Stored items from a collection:
• • •
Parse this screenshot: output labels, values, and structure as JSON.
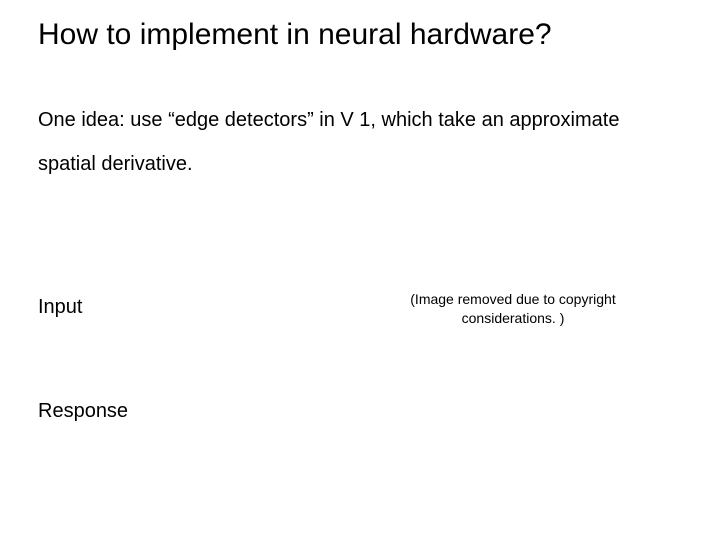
{
  "title": "How to implement in neural hardware?",
  "body": "One idea: use “edge detectors” in V 1, which take an approximate spatial derivative.",
  "labels": {
    "input": "Input",
    "response": "Response"
  },
  "notice": "(Image removed due to copyright considerations. )"
}
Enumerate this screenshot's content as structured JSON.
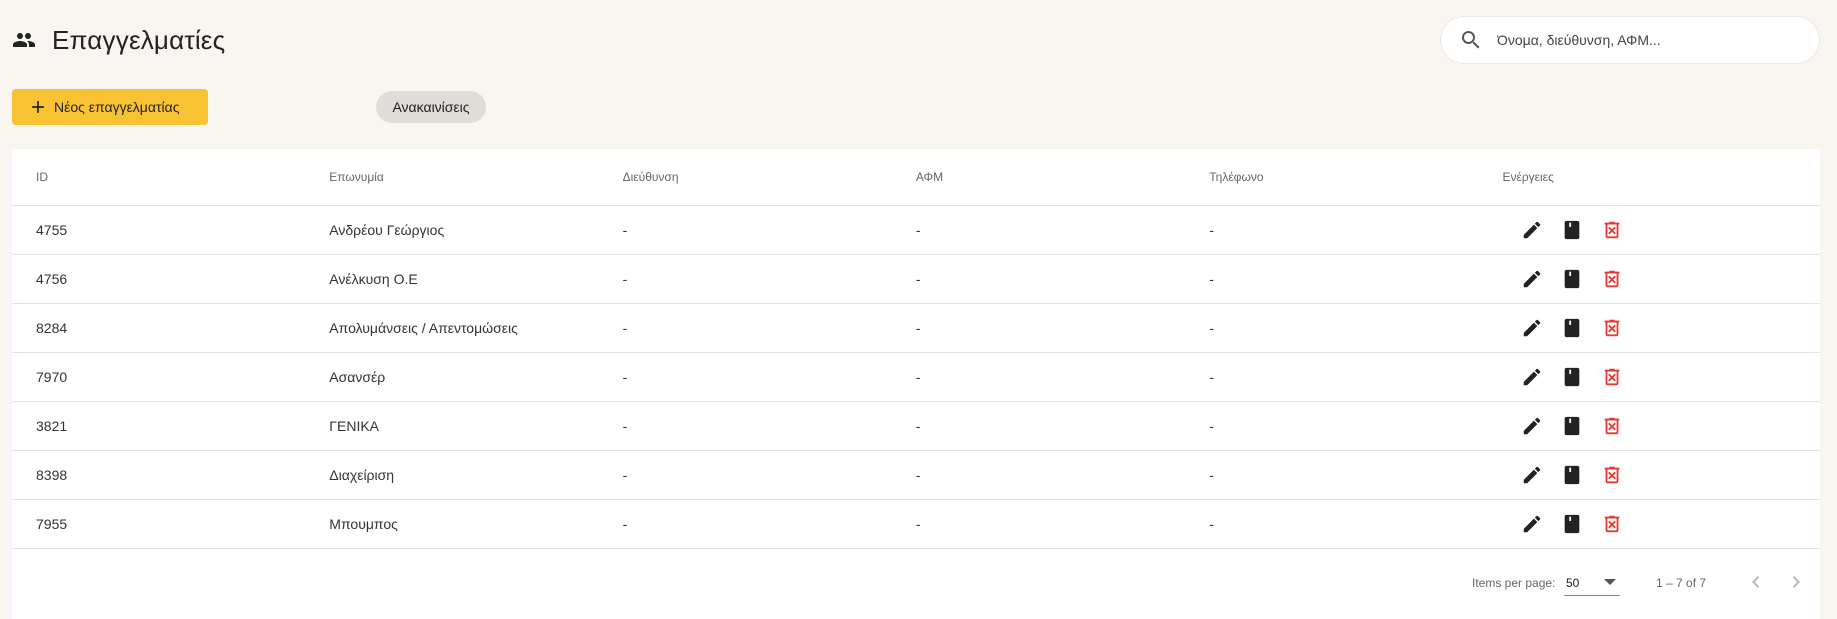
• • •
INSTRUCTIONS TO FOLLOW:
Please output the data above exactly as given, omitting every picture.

TASK OUTPUT:
Parse this screenshot: output labels, values, and structure as JSON.
{
  "title": "How to implement in neural hardware?",
  "body": "One idea: use “edge detectors” in V 1, which take an approximate spatial derivative.",
  "labels": {
    "input": "Input",
    "response": "Response"
  },
  "notice": "(Image removed due to copyright considerations. )"
}
Enumerate this screenshot's content as structured JSON.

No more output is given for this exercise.